Exercise inputs
------
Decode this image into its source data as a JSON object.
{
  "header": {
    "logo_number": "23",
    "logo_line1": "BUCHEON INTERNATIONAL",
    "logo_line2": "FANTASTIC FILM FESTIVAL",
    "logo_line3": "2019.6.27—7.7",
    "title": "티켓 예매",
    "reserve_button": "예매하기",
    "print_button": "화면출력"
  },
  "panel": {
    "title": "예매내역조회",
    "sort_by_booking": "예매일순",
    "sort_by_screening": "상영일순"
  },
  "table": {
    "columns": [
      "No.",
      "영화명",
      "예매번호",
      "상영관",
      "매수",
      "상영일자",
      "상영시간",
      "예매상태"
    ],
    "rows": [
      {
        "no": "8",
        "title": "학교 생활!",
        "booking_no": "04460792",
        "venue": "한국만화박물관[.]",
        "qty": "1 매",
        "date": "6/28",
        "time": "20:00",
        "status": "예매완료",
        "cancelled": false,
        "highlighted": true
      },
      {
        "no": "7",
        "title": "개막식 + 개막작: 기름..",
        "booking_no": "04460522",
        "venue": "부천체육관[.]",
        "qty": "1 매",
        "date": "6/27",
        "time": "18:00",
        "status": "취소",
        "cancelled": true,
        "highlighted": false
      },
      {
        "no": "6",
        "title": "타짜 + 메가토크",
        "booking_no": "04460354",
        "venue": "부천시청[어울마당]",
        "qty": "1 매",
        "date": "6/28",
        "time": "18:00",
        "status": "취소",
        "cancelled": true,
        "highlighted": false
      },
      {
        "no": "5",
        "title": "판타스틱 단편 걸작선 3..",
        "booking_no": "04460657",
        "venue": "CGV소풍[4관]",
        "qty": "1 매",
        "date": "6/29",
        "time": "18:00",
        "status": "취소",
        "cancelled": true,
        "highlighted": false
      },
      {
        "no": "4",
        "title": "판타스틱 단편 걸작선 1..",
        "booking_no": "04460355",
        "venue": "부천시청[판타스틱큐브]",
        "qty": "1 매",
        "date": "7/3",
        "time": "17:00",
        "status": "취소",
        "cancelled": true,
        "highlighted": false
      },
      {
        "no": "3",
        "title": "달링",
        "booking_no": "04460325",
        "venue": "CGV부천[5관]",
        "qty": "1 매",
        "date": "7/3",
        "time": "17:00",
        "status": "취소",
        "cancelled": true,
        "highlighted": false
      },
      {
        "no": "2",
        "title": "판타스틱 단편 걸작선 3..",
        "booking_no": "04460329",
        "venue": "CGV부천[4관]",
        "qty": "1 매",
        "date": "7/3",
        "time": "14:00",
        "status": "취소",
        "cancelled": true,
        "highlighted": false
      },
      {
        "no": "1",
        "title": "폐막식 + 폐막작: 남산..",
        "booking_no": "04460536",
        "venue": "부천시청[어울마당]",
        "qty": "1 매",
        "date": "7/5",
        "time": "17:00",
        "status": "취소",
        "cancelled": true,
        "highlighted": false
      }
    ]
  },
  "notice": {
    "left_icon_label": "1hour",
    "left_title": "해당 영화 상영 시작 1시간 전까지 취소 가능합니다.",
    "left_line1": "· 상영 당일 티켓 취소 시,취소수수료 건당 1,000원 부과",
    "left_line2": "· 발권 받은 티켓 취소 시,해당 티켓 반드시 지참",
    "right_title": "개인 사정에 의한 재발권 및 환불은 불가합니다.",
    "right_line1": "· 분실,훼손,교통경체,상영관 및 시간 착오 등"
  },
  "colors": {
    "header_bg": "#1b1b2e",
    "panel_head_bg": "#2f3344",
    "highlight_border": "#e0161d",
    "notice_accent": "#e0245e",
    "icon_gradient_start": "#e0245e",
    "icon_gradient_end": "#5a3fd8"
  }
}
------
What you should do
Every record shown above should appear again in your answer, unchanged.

Solution to this problem
Decode this image into its source data as a JSON object.
{
  "header": {
    "logo_number": "23",
    "logo_line1": "BUCHEON INTERNATIONAL",
    "logo_line2": "FANTASTIC FILM FESTIVAL",
    "logo_line3": "2019.6.27—7.7",
    "title": "티켓 예매",
    "reserve_button": "예매하기",
    "print_button": "화면출력"
  },
  "panel": {
    "title": "예매내역조회",
    "sort_by_booking": "예매일순",
    "sort_by_screening": "상영일순"
  },
  "table": {
    "columns": [
      "No.",
      "영화명",
      "예매번호",
      "상영관",
      "매수",
      "상영일자",
      "상영시간",
      "예매상태"
    ],
    "rows": [
      {
        "no": "8",
        "title": "학교 생활!",
        "booking_no": "04460792",
        "venue": "한국만화박물관[.]",
        "qty": "1 매",
        "date": "6/28",
        "time": "20:00",
        "status": "예매완료",
        "cancelled": false,
        "highlighted": true
      },
      {
        "no": "7",
        "title": "개막식 + 개막작: 기름..",
        "booking_no": "04460522",
        "venue": "부천체육관[.]",
        "qty": "1 매",
        "date": "6/27",
        "time": "18:00",
        "status": "취소",
        "cancelled": true,
        "highlighted": false
      },
      {
        "no": "6",
        "title": "타짜 + 메가토크",
        "booking_no": "04460354",
        "venue": "부천시청[어울마당]",
        "qty": "1 매",
        "date": "6/28",
        "time": "18:00",
        "status": "취소",
        "cancelled": true,
        "highlighted": false
      },
      {
        "no": "5",
        "title": "판타스틱 단편 걸작선 3..",
        "booking_no": "04460657",
        "venue": "CGV소풍[4관]",
        "qty": "1 매",
        "date": "6/29",
        "time": "18:00",
        "status": "취소",
        "cancelled": true,
        "highlighted": false
      },
      {
        "no": "4",
        "title": "판타스틱 단편 걸작선 1..",
        "booking_no": "04460355",
        "venue": "부천시청[판타스틱큐브]",
        "qty": "1 매",
        "date": "7/3",
        "time": "17:00",
        "status": "취소",
        "cancelled": true,
        "highlighted": false
      },
      {
        "no": "3",
        "title": "달링",
        "booking_no": "04460325",
        "venue": "CGV부천[5관]",
        "qty": "1 매",
        "date": "7/3",
        "time": "17:00",
        "status": "취소",
        "cancelled": true,
        "highlighted": false
      },
      {
        "no": "2",
        "title": "판타스틱 단편 걸작선 3..",
        "booking_no": "04460329",
        "venue": "CGV부천[4관]",
        "qty": "1 매",
        "date": "7/3",
        "time": "14:00",
        "status": "취소",
        "cancelled": true,
        "highlighted": false
      },
      {
        "no": "1",
        "title": "폐막식 + 폐막작: 남산..",
        "booking_no": "04460536",
        "venue": "부천시청[어울마당]",
        "qty": "1 매",
        "date": "7/5",
        "time": "17:00",
        "status": "취소",
        "cancelled": true,
        "highlighted": false
      }
    ]
  },
  "notice": {
    "left_icon_label": "1hour",
    "left_title": "해당 영화 상영 시작 1시간 전까지 취소 가능합니다.",
    "left_line1": "· 상영 당일 티켓 취소 시,취소수수료 건당 1,000원 부과",
    "left_line2": "· 발권 받은 티켓 취소 시,해당 티켓 반드시 지참",
    "right_title": "개인 사정에 의한 재발권 및 환불은 불가합니다.",
    "right_line1": "· 분실,훼손,교통경체,상영관 및 시간 착오 등"
  },
  "colors": {
    "header_bg": "#1b1b2e",
    "panel_head_bg": "#2f3344",
    "highlight_border": "#e0161d",
    "notice_accent": "#e0245e",
    "icon_gradient_start": "#e0245e",
    "icon_gradient_end": "#5a3fd8"
  }
}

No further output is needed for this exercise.